Clock Poster:

Do follow my blog for more freebies like these!

Clock making activity:

(Included in Telling Time pack)

This telling time bundle includes:

• Worksheets for Time to the Hour
• Worksheets for Time to the Half Hour
• Worksheets for Time to the Hour and Half Hour (Mixed work sheets)
• Coloring Activities
• Cut and Paste Activities
• Make a Clock Activity

The task cards are also included in this bundle pack. You can also purchase these separately from HERE.

For additional practice, I have also bought this wonderful clock educational toy - Telly The Teaching Time Clock. Check this out on Amazon. Alternatively, you can also get this Big Time Student Clock learning resource.

Happy Teaching!

Shimps

Money

Kids are always fascinated by coins! They acquire a basic understanding of money before being exposed to it in Kindergarten or Grade 1. This is a valuable life skill and contribute towards a future financial success.

Kids enjoy learning about money and are always motivated. Typically, the topic starts with identifying coins and gradually moves over to counting money.

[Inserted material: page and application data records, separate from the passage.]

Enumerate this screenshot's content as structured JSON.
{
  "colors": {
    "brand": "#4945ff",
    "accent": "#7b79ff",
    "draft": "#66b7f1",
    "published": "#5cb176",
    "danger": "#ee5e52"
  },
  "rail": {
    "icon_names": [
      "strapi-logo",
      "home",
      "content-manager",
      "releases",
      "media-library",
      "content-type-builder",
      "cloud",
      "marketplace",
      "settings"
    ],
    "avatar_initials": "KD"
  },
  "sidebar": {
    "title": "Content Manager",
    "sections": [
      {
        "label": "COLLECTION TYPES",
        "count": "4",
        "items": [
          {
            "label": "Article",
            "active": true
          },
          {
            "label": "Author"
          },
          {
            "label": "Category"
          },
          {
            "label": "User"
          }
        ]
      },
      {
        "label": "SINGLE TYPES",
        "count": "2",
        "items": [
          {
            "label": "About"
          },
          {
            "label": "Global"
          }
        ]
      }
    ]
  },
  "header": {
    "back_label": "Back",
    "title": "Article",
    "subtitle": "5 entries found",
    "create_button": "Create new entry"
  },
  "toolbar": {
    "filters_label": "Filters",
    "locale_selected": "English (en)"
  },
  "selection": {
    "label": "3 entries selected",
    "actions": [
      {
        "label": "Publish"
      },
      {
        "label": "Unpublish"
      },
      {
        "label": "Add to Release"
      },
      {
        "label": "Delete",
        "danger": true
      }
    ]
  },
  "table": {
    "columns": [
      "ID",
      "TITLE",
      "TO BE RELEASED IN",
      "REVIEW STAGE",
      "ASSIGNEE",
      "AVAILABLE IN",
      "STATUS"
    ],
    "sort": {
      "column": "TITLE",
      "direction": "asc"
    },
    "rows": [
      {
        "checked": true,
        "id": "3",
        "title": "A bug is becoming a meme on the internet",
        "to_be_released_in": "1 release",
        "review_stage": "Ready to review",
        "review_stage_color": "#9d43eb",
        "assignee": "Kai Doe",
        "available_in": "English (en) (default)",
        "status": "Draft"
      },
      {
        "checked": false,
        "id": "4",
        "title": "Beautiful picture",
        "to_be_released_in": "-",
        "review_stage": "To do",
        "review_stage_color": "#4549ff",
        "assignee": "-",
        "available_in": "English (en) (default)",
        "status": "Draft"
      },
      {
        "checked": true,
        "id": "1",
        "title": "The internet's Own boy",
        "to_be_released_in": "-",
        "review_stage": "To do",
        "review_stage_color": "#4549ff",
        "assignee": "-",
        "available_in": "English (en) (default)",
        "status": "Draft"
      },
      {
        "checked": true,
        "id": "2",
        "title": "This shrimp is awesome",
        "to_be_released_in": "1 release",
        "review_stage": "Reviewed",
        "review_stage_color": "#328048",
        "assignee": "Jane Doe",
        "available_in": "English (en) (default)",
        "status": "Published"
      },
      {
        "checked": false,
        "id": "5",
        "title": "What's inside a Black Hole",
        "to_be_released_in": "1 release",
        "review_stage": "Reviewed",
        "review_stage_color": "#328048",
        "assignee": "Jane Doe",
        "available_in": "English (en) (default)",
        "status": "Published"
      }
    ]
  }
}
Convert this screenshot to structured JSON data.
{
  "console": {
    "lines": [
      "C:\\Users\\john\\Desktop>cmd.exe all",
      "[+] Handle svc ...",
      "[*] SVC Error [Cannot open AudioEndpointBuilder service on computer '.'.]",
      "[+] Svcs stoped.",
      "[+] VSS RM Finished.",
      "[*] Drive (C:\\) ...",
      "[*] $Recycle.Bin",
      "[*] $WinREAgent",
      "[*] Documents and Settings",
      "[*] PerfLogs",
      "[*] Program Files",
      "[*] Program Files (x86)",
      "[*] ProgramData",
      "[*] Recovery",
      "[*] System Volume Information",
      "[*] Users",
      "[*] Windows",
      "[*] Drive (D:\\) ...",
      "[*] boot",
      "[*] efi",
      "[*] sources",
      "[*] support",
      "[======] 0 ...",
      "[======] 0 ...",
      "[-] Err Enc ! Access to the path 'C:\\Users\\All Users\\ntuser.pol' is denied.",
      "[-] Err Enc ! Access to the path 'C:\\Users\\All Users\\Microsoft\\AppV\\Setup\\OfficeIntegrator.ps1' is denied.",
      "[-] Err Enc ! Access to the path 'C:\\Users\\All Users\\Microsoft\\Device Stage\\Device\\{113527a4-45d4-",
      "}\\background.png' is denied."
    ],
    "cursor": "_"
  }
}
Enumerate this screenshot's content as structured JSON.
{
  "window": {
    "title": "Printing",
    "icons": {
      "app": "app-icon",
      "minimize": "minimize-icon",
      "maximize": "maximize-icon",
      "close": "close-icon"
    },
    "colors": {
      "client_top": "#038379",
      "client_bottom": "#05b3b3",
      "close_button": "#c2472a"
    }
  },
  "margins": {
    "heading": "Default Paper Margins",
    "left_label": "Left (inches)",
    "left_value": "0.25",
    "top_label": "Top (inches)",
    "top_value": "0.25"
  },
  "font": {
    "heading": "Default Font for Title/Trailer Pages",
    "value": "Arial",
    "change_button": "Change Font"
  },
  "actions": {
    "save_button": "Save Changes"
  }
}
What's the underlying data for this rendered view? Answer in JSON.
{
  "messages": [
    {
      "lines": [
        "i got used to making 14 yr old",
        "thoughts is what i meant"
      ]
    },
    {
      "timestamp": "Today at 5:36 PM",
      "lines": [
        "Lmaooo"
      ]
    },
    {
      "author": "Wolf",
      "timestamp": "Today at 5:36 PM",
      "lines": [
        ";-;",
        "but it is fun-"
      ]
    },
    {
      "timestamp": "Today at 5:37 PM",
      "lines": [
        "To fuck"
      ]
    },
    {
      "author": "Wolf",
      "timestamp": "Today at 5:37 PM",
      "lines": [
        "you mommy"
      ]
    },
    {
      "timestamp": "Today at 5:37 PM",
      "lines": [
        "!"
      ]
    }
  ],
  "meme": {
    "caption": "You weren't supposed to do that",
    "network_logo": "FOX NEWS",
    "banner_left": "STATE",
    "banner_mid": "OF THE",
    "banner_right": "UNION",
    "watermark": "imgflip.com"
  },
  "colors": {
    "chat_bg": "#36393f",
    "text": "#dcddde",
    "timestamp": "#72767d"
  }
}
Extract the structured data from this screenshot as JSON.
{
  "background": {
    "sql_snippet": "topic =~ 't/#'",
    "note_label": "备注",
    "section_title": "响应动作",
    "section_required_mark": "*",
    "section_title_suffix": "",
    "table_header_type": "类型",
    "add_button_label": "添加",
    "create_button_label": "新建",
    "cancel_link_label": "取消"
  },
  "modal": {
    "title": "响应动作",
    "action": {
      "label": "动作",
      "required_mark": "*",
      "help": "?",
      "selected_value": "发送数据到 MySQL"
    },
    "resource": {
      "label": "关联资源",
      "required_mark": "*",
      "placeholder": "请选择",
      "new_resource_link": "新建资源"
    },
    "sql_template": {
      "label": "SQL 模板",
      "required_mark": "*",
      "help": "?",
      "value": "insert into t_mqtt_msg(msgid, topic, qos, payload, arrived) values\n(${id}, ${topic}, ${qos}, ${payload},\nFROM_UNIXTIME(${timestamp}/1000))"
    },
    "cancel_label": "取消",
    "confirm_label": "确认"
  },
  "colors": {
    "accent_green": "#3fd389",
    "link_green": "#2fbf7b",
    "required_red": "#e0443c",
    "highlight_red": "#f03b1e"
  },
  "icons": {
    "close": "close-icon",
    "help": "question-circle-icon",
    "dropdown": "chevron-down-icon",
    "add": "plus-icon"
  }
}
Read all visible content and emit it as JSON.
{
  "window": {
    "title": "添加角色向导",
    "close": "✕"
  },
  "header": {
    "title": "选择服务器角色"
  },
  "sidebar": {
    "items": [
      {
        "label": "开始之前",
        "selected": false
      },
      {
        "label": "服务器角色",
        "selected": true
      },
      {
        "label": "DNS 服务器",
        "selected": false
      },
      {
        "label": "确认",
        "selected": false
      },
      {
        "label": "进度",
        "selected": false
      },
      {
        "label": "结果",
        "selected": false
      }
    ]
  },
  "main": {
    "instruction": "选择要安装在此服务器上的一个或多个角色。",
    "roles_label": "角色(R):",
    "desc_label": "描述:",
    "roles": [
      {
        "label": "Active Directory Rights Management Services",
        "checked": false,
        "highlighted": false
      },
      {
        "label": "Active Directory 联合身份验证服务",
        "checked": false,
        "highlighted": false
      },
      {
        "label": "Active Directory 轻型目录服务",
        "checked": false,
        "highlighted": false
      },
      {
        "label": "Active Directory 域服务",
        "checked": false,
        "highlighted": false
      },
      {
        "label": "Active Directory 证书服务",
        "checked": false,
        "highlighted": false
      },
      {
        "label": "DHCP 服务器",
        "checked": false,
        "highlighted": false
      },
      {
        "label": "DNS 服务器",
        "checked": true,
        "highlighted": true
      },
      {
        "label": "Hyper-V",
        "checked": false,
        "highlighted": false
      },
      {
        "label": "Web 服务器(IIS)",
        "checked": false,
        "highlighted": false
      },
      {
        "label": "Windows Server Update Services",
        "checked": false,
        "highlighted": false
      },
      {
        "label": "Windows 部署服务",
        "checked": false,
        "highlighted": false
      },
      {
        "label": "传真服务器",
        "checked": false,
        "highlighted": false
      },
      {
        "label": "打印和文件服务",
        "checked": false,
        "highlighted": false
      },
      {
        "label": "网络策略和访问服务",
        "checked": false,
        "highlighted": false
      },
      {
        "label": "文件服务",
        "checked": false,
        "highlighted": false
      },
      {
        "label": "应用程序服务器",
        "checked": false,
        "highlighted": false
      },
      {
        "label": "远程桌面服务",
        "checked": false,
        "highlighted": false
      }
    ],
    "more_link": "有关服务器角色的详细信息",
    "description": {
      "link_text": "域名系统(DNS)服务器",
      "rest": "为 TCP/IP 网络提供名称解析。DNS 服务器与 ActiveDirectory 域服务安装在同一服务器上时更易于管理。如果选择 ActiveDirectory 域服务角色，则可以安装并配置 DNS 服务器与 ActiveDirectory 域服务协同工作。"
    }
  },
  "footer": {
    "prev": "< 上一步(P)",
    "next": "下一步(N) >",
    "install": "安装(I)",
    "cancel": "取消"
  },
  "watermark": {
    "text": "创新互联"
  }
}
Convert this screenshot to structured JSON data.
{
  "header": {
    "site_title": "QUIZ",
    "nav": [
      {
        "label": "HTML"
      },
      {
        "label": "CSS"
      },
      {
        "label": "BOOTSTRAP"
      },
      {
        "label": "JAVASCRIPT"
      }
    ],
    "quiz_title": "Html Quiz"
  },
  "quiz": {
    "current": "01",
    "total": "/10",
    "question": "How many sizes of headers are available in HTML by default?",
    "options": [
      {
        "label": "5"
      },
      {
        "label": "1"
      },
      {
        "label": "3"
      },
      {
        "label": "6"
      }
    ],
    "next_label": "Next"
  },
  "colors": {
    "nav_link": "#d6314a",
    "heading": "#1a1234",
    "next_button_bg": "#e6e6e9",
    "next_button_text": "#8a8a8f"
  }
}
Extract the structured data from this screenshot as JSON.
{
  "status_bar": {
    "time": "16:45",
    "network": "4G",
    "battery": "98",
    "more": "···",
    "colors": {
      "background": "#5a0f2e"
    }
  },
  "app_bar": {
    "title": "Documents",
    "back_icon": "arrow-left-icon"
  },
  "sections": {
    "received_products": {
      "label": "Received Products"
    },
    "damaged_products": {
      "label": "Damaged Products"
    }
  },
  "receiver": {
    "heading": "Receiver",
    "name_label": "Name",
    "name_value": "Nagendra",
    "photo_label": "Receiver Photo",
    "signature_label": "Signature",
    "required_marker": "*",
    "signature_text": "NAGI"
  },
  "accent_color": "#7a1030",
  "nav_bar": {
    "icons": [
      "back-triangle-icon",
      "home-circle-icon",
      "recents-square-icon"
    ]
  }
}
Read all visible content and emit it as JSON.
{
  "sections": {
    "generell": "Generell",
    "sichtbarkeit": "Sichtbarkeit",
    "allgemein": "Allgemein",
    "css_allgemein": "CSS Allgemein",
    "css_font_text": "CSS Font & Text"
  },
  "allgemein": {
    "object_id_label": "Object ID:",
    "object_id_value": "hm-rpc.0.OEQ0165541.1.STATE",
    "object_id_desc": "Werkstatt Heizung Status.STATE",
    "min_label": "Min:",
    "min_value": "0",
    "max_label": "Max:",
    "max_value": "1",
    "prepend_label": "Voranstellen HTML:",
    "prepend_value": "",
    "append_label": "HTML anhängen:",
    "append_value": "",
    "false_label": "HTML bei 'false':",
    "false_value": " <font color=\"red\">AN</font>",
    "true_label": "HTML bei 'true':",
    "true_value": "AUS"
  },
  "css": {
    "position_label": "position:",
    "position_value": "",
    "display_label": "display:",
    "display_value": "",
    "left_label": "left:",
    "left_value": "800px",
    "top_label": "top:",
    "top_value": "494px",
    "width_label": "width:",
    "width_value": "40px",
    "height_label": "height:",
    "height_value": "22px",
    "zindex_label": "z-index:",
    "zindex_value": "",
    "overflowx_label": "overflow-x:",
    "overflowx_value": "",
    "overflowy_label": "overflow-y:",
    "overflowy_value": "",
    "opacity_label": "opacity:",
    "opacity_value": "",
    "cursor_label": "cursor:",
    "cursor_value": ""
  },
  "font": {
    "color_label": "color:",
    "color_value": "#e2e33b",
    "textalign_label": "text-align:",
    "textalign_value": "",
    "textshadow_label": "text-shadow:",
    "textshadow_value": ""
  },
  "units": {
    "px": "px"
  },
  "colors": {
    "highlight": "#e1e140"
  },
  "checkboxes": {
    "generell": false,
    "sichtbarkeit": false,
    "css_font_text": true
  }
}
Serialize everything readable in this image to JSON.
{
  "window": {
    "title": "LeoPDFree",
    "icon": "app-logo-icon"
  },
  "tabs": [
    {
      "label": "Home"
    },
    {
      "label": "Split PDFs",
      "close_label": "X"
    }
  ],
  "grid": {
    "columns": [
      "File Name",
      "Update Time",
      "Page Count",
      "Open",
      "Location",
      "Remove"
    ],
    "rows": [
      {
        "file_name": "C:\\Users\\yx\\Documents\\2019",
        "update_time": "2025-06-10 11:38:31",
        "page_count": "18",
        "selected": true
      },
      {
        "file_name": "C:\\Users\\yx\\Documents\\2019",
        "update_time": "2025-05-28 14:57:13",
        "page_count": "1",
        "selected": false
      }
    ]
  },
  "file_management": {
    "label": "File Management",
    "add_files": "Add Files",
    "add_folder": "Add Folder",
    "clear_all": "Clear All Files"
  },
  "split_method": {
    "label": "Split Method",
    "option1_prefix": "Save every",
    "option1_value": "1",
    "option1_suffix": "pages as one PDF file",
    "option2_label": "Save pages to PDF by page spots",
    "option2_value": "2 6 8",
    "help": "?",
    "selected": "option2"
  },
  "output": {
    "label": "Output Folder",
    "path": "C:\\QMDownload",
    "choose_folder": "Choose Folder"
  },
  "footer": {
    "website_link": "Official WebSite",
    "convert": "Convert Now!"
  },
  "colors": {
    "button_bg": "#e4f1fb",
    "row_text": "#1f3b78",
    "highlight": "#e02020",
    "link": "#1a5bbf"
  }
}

My money packet focuses on:
1. Learning different types of coins, one at a time.
2. Identifying the Names and Value of Coins (Penny, Nickel, Dime and Quarter).
3. Count and find the value of same type of coins (Skip Count).
4. Sorting of coins based on their value.
5. Count and find the value of diverse set of coins.

You can buy this Money Packet from HERE.

As a prerequisite, the money topic requires a good knowledge of number sense.

Money Song and Rhyme

This is one of my favorite rhyme to go with Money unit.

Penny, penny, easily spent –
Copper brown and worth one cent.

Nickel, Nickel, thick and fat.
It’s worth 5 cents – I know that.

Dime, dime, little and thin.
I remember – you’re worth 10.

Quarter, quarter, big and bold.
It’s worth 25 – I am told!